A large number of Liverpool fans were stuck outside the perimeter of the stadium, in some cases for hours on end, with many missing the kick-off despite arriving well in advance.

Fans reported being crushed as more and more people gathered, and the situation was compounded by French police stationed inside the fence using tear gas on fans.

Gate Y, one of the two main gates which 20,000 supporters were trying to access, was closed for up to an hour in the lead-up to kick-off.

What went wrong?

Fans inside the stadium were initially told kick off was delayed due to the late arrival of fans
Fans inside the stadium were initially told kick-off was delayed due to the late arrival of fans (Adam Davy/PA)

Supporters who had managed to get inside were told on the big screen that the delay to kick-off was caused by the ‘late arrival’ of fans, although there is clear evidence of supporters gathering well in advance of kick-off.

There were suggestions that organisers did not want to describe the issues as being related to ‘security’ initially to avoid alarming those inside the stadium, but however that first message came to be transmitted, it seems to have been wholly inaccurate.

What have Liverpool said?

The club have called for a formal investigation into the causes of the issues in gaining entry to the stadium, which they described as “unacceptable”.

What about UEFA?

The competition organiser said the turnstiles at the Liverpool end had become blocked by “thousands of fans” who it said “purchased fake tickets which did not work in the turnstiles”.

UEFA said the police had used tear gas in order to disperse the growing numbers building up outside the stadium in the lead up to kick-off.

“UEFA is sympathetic to those affected by these events and will further review these matters urgently together with the French police and authorities, and with the French Football Federation,” its statement concluded.

Have the French authorities commented?

The Paris police prefecture also blamed people either without tickets or with fake tickets who “employed strong force to try to penetrate the perimeter”, causing delays for fans who did have tickets.

“Capitalising on this behaviour, a certain number of people managed to breach the fences protecting the stadium interior,” the police statement continued.

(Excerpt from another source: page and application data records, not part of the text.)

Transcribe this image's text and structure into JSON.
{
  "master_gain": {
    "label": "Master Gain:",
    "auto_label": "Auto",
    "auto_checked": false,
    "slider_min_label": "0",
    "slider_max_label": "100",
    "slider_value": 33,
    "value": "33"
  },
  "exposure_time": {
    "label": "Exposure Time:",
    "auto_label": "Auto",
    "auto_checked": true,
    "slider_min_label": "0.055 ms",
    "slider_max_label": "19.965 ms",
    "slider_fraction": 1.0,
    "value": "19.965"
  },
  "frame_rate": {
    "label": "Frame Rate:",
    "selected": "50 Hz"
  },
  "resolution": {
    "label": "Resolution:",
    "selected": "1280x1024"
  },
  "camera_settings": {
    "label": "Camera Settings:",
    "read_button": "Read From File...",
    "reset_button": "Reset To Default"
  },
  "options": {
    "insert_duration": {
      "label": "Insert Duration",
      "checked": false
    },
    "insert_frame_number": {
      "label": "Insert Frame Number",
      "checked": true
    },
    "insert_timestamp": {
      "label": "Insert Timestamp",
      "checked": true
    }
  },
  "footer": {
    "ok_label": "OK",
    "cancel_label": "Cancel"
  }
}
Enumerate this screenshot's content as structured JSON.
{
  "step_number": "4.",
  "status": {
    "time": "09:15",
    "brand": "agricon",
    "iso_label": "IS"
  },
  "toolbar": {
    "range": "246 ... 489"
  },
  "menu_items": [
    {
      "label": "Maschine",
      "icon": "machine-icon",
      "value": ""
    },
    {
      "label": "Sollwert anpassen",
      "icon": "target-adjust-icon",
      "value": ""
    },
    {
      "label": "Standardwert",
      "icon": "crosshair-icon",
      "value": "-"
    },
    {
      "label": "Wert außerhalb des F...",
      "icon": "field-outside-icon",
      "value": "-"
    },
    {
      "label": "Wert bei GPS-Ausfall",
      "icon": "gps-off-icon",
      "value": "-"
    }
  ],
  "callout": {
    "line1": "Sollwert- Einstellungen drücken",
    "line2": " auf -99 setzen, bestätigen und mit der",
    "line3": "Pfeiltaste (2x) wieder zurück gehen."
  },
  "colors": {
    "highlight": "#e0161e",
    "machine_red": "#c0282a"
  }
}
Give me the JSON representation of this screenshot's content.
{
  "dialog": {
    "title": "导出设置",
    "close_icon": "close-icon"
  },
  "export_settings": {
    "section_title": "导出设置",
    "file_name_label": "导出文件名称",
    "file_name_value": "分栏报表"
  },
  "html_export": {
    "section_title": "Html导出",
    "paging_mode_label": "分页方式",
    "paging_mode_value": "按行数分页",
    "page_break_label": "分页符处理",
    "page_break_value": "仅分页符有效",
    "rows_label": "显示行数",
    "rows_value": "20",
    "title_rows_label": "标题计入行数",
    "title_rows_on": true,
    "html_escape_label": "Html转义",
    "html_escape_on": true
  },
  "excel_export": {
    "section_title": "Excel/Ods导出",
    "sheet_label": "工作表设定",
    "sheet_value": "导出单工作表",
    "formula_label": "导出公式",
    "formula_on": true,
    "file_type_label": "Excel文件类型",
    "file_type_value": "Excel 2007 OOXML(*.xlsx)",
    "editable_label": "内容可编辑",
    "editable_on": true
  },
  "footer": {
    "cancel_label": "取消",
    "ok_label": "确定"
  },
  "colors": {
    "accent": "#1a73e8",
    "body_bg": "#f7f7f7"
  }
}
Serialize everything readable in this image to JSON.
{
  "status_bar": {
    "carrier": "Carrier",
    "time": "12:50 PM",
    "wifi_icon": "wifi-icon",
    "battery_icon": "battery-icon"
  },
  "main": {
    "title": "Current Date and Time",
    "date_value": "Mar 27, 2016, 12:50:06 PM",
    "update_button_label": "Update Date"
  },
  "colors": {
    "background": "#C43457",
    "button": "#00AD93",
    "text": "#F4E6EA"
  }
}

“The rapid intervention of security forces allowed calm to return and helped remove the disruptors from the surroundings of the Stade de France. This dispersal of spectators took place without difficulties.”

The police reported 68 arrests at the city’s fan zones, where Liverpool supporters said tear gas was deployed immediately after the final whistle.

What happens now?

UEFA and the French authorities will seek to find answers to the problems surrounding the Champions League final
UEFA and the French authorities will seek to find answers to the problems surrounding the Champions League final (Jamie Gardner/PA)

A formal UEFA investigation must surely be commissioned into the events surrounding Saturday night’s chaos, just as one was after the Euro 2020 final at Wembley last summer.